| Prompt |
Using the data beneath, show every line that includes the word "value".

| Input for this task |
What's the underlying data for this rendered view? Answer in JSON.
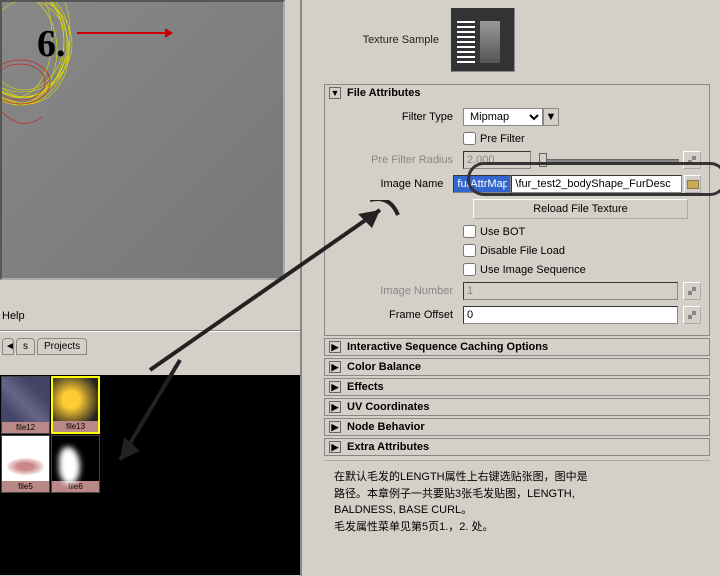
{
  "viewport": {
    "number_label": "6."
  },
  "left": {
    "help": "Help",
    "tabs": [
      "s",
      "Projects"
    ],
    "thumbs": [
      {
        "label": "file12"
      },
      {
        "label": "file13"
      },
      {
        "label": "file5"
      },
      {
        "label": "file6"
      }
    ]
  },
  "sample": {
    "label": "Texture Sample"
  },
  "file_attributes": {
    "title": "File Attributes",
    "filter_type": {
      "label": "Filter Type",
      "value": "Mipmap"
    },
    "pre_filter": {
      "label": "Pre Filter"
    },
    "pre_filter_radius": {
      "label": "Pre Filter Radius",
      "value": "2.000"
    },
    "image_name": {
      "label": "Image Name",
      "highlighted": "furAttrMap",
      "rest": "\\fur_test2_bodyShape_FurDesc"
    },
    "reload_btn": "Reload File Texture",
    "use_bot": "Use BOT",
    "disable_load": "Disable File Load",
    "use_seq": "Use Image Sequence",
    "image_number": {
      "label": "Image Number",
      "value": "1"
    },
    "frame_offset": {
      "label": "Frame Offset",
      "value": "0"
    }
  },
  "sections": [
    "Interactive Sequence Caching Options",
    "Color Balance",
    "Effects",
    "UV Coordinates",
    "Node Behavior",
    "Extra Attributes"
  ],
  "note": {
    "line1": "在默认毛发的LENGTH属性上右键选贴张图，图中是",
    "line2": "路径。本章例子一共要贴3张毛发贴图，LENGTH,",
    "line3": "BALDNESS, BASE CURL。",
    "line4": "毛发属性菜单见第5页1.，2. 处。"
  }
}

| Exercise output |
      "value": "Mipmap"
      "value": "2.000"
      "value": "1"
      "value": "0"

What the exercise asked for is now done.